All Speech Subtitled (Or No Speech In Game): All spoken content has subtitles, or there is no speech in the game. This means there is no requirement to hear spoken dialogue or narrative to play the game.
Similar Games With More Accessibility Features for Reading
If you want to play Universal Paperclips, but it doesn't offer the Reading accessibility features you require, these similar games extend the Reading accessibility:
We've documented 1 accessibility feature for Navigation in Universal Paperclips which deals with how the game provides guidance and assistance to navigate its worlds. These are only for games that have traversal and exploration in 2D and 3D spaces.
Large Clear Navigation: The in-game navigation and maps are clear to read. They offer large text and offer markers that are large and of high contrast. Where text or information is small, there are settings to zoom-in and increase visibility.
Similar Games With More Accessibility Features for Navigation
If you want to play Universal Paperclips, but it doesn't offer the Navigation accessibility features you require, these similar games extend the Navigation accessibility:
We've documented 8 accessibility features for Visual in Universal Paperclips which deal with how you can adjust the visuals to suit your needs, and offer additional information if you can't hear the game.
Large Game Elements: Game characters and other elements are large and distinguishable. Enemies and player characters are at least 1/6 of the height of the screen. Or there is a zoom feature to make them larger.

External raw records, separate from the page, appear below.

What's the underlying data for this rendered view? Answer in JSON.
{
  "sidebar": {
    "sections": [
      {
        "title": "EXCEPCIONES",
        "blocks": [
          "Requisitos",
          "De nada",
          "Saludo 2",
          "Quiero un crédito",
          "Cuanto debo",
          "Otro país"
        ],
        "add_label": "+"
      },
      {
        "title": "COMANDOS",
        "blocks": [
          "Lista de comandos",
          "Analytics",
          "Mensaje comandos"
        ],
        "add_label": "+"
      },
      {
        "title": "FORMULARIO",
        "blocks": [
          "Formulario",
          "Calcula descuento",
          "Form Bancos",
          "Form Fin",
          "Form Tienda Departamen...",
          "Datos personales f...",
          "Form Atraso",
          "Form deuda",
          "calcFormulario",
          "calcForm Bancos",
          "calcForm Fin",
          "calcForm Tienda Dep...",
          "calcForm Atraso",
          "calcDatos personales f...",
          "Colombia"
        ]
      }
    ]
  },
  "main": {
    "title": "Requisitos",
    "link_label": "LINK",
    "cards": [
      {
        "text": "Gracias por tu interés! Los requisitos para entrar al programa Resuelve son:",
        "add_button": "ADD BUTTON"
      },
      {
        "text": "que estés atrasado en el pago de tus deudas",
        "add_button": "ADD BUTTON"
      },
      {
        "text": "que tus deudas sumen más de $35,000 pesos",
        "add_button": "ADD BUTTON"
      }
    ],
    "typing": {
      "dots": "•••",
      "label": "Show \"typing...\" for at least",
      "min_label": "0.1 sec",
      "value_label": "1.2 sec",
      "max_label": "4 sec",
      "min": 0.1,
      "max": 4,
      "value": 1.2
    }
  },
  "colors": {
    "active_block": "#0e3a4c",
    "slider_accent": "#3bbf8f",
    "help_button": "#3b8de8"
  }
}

Outline Interactive Elements: Characters, platforms and enemies can be outlined or highlighted for visibility. This can be with a large border around the character or a special visual mode that adjust the colour to make characters more visible.
No Flashes: No flashing strobe effects or you can disable them. This includes the absence of flashing from dramatic visual effects, explosions or weather effects like lightning.
No Screen Shake: No screen shake effect or it is included but it can be disabled. This includes the absence of screen shake for dramatic effect as well as to indicate hits on a target.
No Busy Backgrounds: No distracting backgrounds or you can make them static or blank. This includes the absence of other movement elements in the background that might distract or confuse the action.
Motion Sickness Friendly
Motion Sickness Friendly: Doesn't have 3D movement elements that may trigger motion sickness, like motion blur, depth of field and field-of-vision. Or includes the ability to disable motion blur, depth of field and field-of-vision effects.
Colour blind friendly: Game doesn’t rely on colour or can switch to colour blind friendly mode with double coding or similar way to avoid colour dependance.
Play Without Sight
Play Without Sight on iOS with VoiceOver: The game can be played without sight by fully supporting the built-in VoiceOver screen reader on iOS. This includes clear text on buttons and intuitive navigation so VoiceOver can be used to read all interactive elements.
We've documented 1 accessibility feature for Audio in Universal Paperclips which deals with how you can adjust the audio of the game and whether audio cues compensate for aspects of the game that are hard to see.
Play Without Hearing
Play Without Hearing: No audio cues are necessary to play the game well.
Similar Games With More Accessibility Features for Audio
If you want to play Universal Paperclips, but it doesn't offer the Audio accessibility features you require, these similar games extend the Audio accessibility:
System Accessibility Settings
In addition to the accessibility features provided in the game, you can also use system-wide accessibility settings:
Android has accessibility settings including ways to navigate and interact, although not all games support this.
iOS has a very extensive suite of accessibility settings including ways to navigate with voice and comprehensive screen reading, though most of the features don't work with games.
Read more about system accessibility settings.